Robin concludes by chronicling the destruction of the chapels in the nineteenth century, positioning the Stations of the Cross as a site for understanding the tensions between the church and state in the rapidly changing Mexican Republic. She documents the dispute between the Third Order of St. Francis and the City Council, which sought to destroy the chapels starting in 1824, alleging that they were in disrepair, sheltered criminal activity, and interfered with a project to broaden the avenue at the southern edge of the Alameda. Robin traces the tactics deployed by the Franciscans to protect their property, and frames the destruction of all of the chapels within the movement to nationalize ecclesiastical properties and propel the liberal campaign to modernize the nation.

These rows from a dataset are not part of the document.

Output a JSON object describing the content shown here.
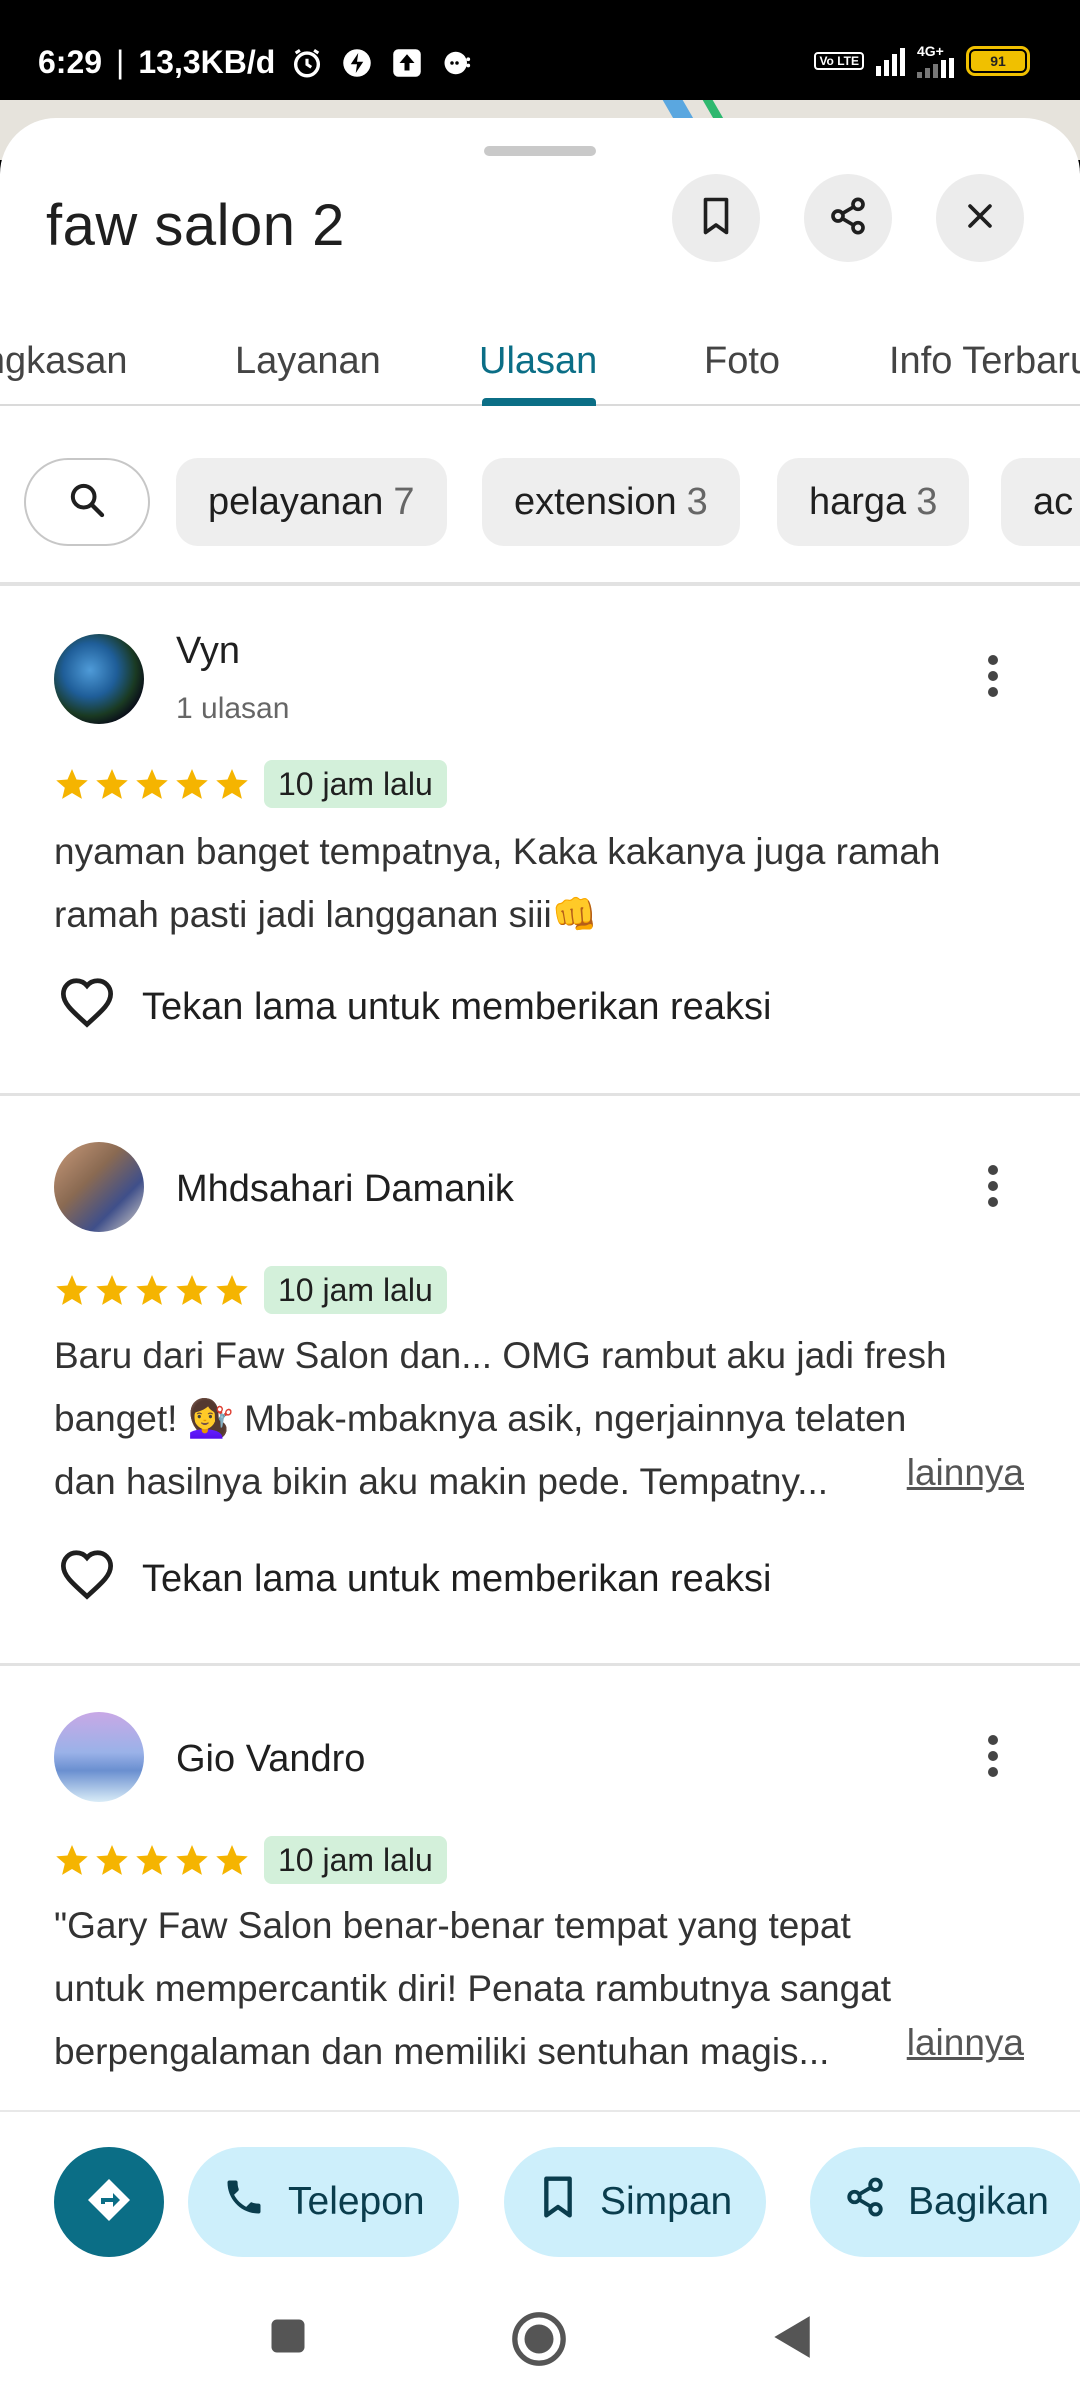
{
  "status_bar": {
    "time": "6:29",
    "speed": "13,3KB/d",
    "volte": "Vo LTE",
    "network": "4G+",
    "battery": "91"
  },
  "place": {
    "title": "faw salon 2"
  },
  "tabs": [
    {
      "label": "Ringkasan"
    },
    {
      "label": "Layanan"
    },
    {
      "label": "Ulasan"
    },
    {
      "label": "Foto"
    },
    {
      "label": "Info Terbaru"
    }
  ],
  "active_tab": "Ulasan",
  "filter_chips": [
    {
      "label": "pelayanan",
      "count": "7"
    },
    {
      "label": "extension",
      "count": "3"
    },
    {
      "label": "harga",
      "count": "3"
    },
    {
      "label": "ac",
      "count": ""
    }
  ],
  "reviews": [
    {
      "name": "Vyn",
      "subtitle": "1 ulasan",
      "rating": 5,
      "time_ago": "10 jam lalu",
      "text_line1": "nyaman banget tempatnya, Kaka kakanya juga ramah",
      "text_line2": "ramah pasti jadi langganan siii👊",
      "reaction_label": "Tekan lama untuk memberikan reaksi"
    },
    {
      "name": "Mhdsahari Damanik",
      "rating": 5,
      "time_ago": "10 jam lalu",
      "text_line1": "Baru dari Faw Salon dan... OMG rambut aku jadi fresh",
      "text_line2": "banget! 💇‍♀️ Mbak-mbaknya asik, ngerjainnya telaten",
      "text_line3": "dan hasilnya bikin aku makin pede. Tempatny...",
      "more_label": "lainnya",
      "reaction_label": "Tekan lama untuk memberikan reaksi"
    },
    {
      "name": "Gio Vandro",
      "rating": 5,
      "time_ago": "10 jam lalu",
      "text_line1": "\"Gary Faw Salon benar-benar tempat yang tepat",
      "text_line2": "untuk mempercantik diri! Penata rambutnya sangat",
      "text_line3": "berpengalaman dan memiliki sentuhan magis...",
      "more_label": "lainnya"
    }
  ],
  "actions": {
    "call_label": "Telepon",
    "save_label": "Simpan",
    "share_label": "Bagikan"
  },
  "colors": {
    "accent": "#0b6e86",
    "star": "#f5b400",
    "time_badge": "#d3f0da",
    "action_pill": "#cdeffb"
  }
}
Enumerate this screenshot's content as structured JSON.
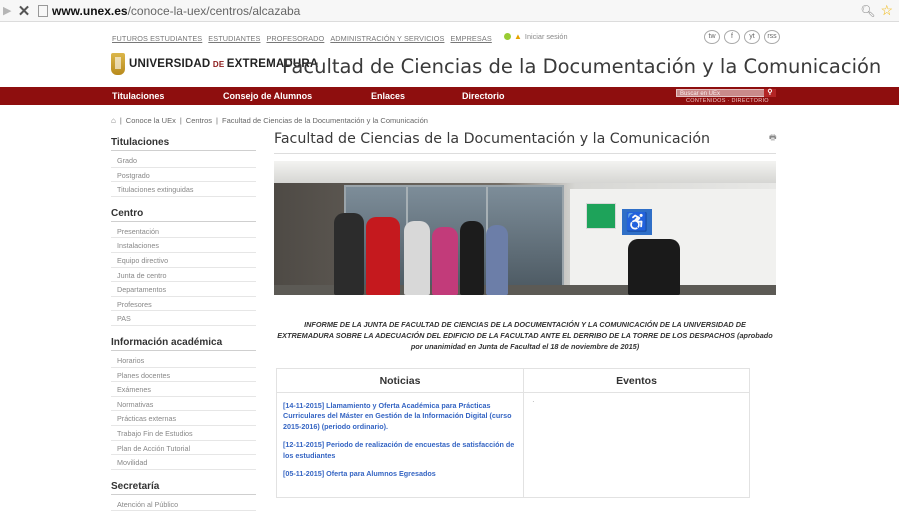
{
  "browser": {
    "url_host": "www.unex.es",
    "url_path": "/conoce-la-uex/centros/alcazaba"
  },
  "toplinks": [
    "Futuros estudiantes",
    "Estudiantes",
    "Profesorado",
    "Administración y servicios",
    "Empresas"
  ],
  "login_label": "Iniciar sesión",
  "social": [
    "tw",
    "f",
    "yt",
    "rss"
  ],
  "logo_text": {
    "a": "UNIVERSIDAD",
    "b": " DE ",
    "c": "EXTREMADURA"
  },
  "site_title": "Facultad de Ciencias de la Documentación y la Comunicación",
  "nav": {
    "items": [
      "Titulaciones",
      "Consejo de Alumnos",
      "Enlaces",
      "Directorio"
    ],
    "search_placeholder": "Buscar en UEx",
    "sub": "CONTENIDOS  ·  DIRECTORIO"
  },
  "breadcrumb": [
    "Conoce la UEx",
    "Centros",
    "Facultad de Ciencias de la Documentación y la Comunicación"
  ],
  "sidebar": [
    {
      "title": "Titulaciones",
      "items": [
        "Grado",
        "Postgrado",
        "Titulaciones extinguidas"
      ]
    },
    {
      "title": "Centro",
      "items": [
        "Presentación",
        "Instalaciones",
        "Equipo directivo",
        "Junta de centro",
        "Departamentos",
        "Profesores",
        "PAS"
      ]
    },
    {
      "title": "Información académica",
      "items": [
        "Horarios",
        "Planes docentes",
        "Exámenes",
        "Normativas",
        "Prácticas externas",
        "Trabajo Fin de Estudios",
        "Plan de Acción Tutorial",
        "Movilidad"
      ]
    },
    {
      "title": "Secretaría",
      "items": [
        "Atención al Público"
      ]
    }
  ],
  "page_title": "Facultad de Ciencias de la Documentación y la Comunicación",
  "notice": "INFORME DE LA JUNTA DE FACULTAD DE CIENCIAS DE LA DOCUMENTACIÓN Y LA COMUNICACIÓN DE LA UNIVERSIDAD DE EXTREMADURA SOBRE LA ADECUACIÓN DEL EDIFICIO DE LA FACULTAD ANTE EL DERRIBO DE LA TORRE DE LOS DESPACHOS (aprobado por unanimidad en Junta de Facultad el 18 de noviembre de 2015)",
  "news_header": "Noticias",
  "events_header": "Eventos",
  "news": [
    "[14-11-2015] Llamamiento y Oferta Académica para Prácticas Curriculares del Máster en Gestión de la Información Digital (curso 2015-2016) (periodo ordinario).",
    "[12-11-2015] Periodo de realización de encuestas de satisfacción de los estudiantes",
    "[05-11-2015] Oferta para Alumnos Egresados"
  ],
  "colors": {
    "nav_bg": "#8e0e0e",
    "link_blue": "#3565c3"
  }
}
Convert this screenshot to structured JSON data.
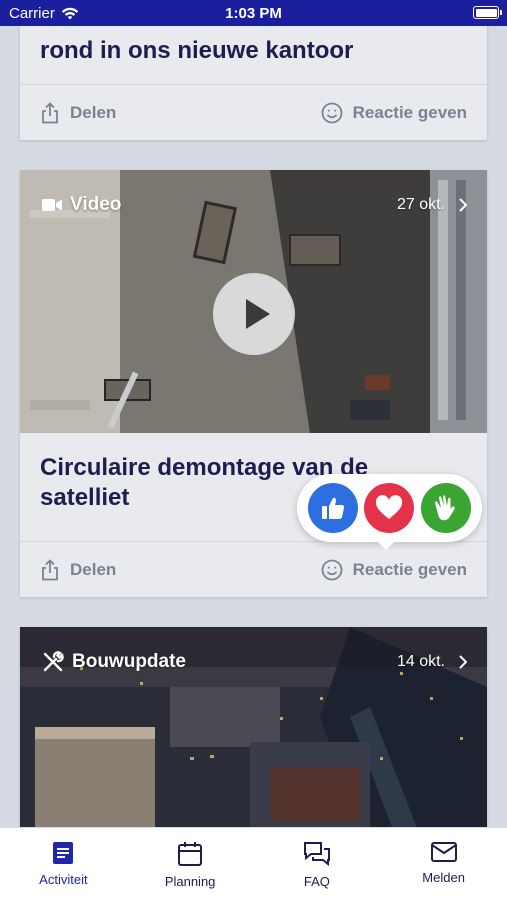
{
  "status_bar": {
    "carrier": "Carrier",
    "time": "1:03 PM"
  },
  "colors": {
    "brand": "#1a1f9e",
    "title": "#1f1d4f",
    "muted": "#7a8292",
    "like": "#2d6fe0",
    "love": "#e5324b",
    "clap": "#3aa531"
  },
  "cards": [
    {
      "title": "rond in ons nieuwe kantoor",
      "share_label": "Delen",
      "react_label": "Reactie geven"
    },
    {
      "type_icon": "video-icon",
      "type_label": "Video",
      "date": "27 okt.",
      "title": "Circulaire demontage van de satelliet",
      "share_label": "Delen",
      "react_label": "Reactie geven"
    },
    {
      "type_icon": "tools-icon",
      "type_label": "Bouwupdate",
      "date": "14 okt."
    }
  ],
  "reactions": [
    "like-icon",
    "heart-icon",
    "clap-icon"
  ],
  "tabs": [
    {
      "label": "Activiteit",
      "icon": "activity-icon",
      "active": true
    },
    {
      "label": "Planning",
      "icon": "calendar-icon",
      "active": false
    },
    {
      "label": "FAQ",
      "icon": "chat-icon",
      "active": false
    },
    {
      "label": "Melden",
      "icon": "mail-icon",
      "active": false
    }
  ]
}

Many of the questions raised by Robin’s book can no longer be readily answered, owing to the destruction of the chapels and the scarcity of documentation regarding their use. Nevertheless, she does a commendable job of recognizing those limitations and making the best of archival sources to recover some sense of the now-destroyed artworks and their social significance. Perhaps as a result of this approach, the text can, at times, seem overly determined by the structures and genres of its archival and visual sources, jumping from one document to the next rather than allowing for more synthetic analysis. Nevertheless, Robin’s detailed engagement with the sources, her publication of nine transcribed documents within the appendix, and the visualization of a great deal of data within the four charts included in the text will be welcomed by experts in the field. Overall, her work provides a valuable contribution to an understanding of the physical and social landscape of Mexico City, and will hopefully inspire others to tackle the histories of monuments and artworks lost to time.
Visiting Assistant Professor, Swarthmore College